Most CPG brands have traditionally been retail-oriented. Historically, their focus has centered around what’s on the shelf and how to compete in the store. However, in today’s digital landscape many challenger brands are entering the market with an advantage: part of their intrinsic substance may be to disrupt existing business models, drawing on the shortcomings of established CPG brands and creating a new brand whose foundation is built on delivering on an unmet need in the marketplace.
Additionally, many recent challenger brands have the added advantage of emerging directly into the social media feeds of digital natives, tailoring their communications to resonate closely with Gen Z consumers. Contrast this to established brands that are advertising to consumers who aren’t as comfortable keeping up with changing technologies. Bigger players may have a hard time matching the lightning-fast pace that is often part of a challenger brand’s DNA.

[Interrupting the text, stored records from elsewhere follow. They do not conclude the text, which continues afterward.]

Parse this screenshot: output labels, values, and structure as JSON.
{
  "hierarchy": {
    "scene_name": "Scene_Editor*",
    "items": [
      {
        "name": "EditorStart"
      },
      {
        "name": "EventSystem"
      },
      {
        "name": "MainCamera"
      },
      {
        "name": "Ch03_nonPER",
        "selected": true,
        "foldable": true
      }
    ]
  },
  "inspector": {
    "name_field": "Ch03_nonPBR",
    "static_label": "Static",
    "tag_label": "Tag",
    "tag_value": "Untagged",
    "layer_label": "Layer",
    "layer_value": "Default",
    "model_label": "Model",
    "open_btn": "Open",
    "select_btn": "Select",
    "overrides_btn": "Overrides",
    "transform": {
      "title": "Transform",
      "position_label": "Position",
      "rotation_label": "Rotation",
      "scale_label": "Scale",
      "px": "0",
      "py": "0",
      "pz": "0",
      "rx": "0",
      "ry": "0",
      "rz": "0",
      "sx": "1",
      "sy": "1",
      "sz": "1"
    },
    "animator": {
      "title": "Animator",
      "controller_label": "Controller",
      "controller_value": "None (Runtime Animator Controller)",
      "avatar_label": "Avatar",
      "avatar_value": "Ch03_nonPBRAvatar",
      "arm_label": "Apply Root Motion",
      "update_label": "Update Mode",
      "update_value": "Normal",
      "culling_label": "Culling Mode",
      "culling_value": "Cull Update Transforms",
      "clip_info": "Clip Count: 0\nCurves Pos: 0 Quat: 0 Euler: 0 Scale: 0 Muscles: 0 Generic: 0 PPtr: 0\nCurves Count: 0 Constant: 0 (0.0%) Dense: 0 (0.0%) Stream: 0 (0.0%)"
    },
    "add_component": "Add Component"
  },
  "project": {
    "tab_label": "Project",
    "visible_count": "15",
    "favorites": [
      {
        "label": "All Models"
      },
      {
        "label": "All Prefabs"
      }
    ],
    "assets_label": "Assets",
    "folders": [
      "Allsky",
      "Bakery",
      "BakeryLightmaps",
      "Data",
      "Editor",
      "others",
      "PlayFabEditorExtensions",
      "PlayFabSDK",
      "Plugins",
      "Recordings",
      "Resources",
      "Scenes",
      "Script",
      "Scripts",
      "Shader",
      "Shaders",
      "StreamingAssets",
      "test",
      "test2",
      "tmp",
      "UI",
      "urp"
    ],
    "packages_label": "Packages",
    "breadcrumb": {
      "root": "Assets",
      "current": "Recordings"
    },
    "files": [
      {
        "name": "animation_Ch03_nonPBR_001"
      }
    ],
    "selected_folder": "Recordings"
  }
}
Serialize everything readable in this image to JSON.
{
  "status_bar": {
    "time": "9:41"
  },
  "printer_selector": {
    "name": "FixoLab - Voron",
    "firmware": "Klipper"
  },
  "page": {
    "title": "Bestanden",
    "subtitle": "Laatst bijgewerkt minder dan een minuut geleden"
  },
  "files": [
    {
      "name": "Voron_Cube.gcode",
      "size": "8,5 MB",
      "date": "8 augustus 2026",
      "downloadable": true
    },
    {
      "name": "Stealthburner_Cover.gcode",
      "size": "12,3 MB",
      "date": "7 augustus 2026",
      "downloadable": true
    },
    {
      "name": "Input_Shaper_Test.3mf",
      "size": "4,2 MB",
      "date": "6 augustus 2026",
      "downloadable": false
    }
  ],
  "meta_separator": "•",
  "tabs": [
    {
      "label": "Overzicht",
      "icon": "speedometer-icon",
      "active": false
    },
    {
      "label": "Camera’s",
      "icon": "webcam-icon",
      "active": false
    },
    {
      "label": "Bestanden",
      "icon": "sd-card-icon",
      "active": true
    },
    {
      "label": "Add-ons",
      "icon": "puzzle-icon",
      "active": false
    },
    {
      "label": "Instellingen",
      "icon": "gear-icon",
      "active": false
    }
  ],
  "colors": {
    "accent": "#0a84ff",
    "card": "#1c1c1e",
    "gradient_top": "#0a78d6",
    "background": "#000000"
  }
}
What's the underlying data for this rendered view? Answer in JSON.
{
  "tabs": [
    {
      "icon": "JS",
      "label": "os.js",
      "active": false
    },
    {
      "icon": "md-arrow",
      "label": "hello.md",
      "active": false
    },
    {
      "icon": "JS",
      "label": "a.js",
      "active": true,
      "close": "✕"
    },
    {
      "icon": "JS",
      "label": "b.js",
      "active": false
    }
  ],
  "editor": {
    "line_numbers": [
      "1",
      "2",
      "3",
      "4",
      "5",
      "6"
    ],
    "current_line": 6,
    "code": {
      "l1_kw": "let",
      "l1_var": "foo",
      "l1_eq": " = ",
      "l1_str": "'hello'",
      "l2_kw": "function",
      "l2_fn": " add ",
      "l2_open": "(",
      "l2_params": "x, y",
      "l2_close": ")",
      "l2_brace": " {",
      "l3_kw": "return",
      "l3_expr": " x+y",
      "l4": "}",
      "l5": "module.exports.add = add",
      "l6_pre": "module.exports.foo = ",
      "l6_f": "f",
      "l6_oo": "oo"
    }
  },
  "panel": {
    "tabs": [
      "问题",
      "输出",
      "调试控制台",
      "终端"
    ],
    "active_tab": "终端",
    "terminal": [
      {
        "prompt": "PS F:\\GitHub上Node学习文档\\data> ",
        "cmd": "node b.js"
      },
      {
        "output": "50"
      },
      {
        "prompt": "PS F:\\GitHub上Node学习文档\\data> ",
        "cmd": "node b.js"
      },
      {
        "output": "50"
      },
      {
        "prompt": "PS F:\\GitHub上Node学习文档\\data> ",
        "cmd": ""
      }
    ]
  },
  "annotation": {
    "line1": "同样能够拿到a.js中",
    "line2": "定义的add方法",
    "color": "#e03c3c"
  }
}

So, what’s a traditional CPG brand to do? The answer is to be open to more innovation – including how they approach product research.
Brands no longer need to pack up and travel to specific markets and sit down with a focus group to learn valuable consumer insights about their products. DIY video research tools enable brands to adopt a “fly on the wall” perspective into participants’ unfiltered responses.
Today’s customer has a higher comfort level with appearing on-screen, especially if they or someone they know is holding the camera. Open-ended video captures up to 7x more information than a text box, providing nuanced responses that capture inflection, tone, and freely associated thoughts.
By utilizing video tools in online insight communities, participants generate a wealth of useful data in their own location on their own terms, dropping the customary stiffness that drains time or subtly influences answers in traditional focus groups or in-person interviews.
Video tools also have the added advantage of enabling CPG brands to penetrate a wider swath of locations to conduct research, stretching research budgets further while simultaneously generating insight from previously overlooked markets.
What were formerly separate silos of data have become more intertwined as brands increasingly see the value of comparing original research findings with overarching consumer insights in the category. Market research companies are using secondary research as both a starting place to develop lines of questioning and a backdrop to contextualize their findings. This integration of primary and secondary research results in insights that not only answer a brand’s current business challenge but can uncover white space a brand or product may be able to fill in the future.
Brands have started to recognize the importance of inviting their customers to drive product development. Brands that crowdsource ideas not only determine exactly what their customers want from their products, but also gain extra credit with consumers for listening to their audiences. Established CPG brands are beginning to work more closely with their research partners to tailor research to move beyond thoughts, feelings and reactions into practical product ideation.
CPG brands already pay close attention to conversations in social media circles from actual customers who are using their products. The complaints and praise surfaced through social media listening guide future communications and product development decisions. But not all brands recognize the value of looking at conversational trends surrounding their product as they relate to the category as a whole. Direct-to-consumer brands do this exceptionally well because these brands were usually born out of a specific cultural perception or marketplace need.
Traditional CPG brands benefit from looking outside their own four walls and evaluating the social conversation around their product in context with greater marketplace trends. Understanding where the two intersect will reveal what’s missing from the market – the white space opportunities that can be filled before a challenger steps in to close the gap.
Prediction markets are increasingly used in CPG market research to identify trends in consumer behavior and determine if a specific concept will be successful with consumers. By swapping question wording from “What would you do?” to “What do you think others will do?” respondents have been able to predict shifts in market trends with surprising accuracy. An additional benefit to this methodology is that respondents are tasked with answering only the questions they feel most confident about, thus reducing the number of blanket guesses that could skew results.
As consumers become more accustomed to (and in many cases, expect) the idea that brands want to hear from them, they become more comfortable clearly articulating their responses. Issuing feedback and being part of product co-creation is no longer a foreign idea – for many consumers, it’s a fun way to pass time. Platforms that have gamified market research recognize that respondents who are engaged in survey participation provide more relevant consumer insights. By blending the two languages of games and surveys, marketers are discovering new ways to keep survey participants interested.
CPG brands will always need to conduct research to ensure their products stay relevant. That said, limiting one’s research to traditionally established methods will ultimately leave a lot of valuable information on the table. Innovative new market research tools and perspectives are opening up opportunities for CPG brands to dig even deeper into how they can fill unmet consumer needs.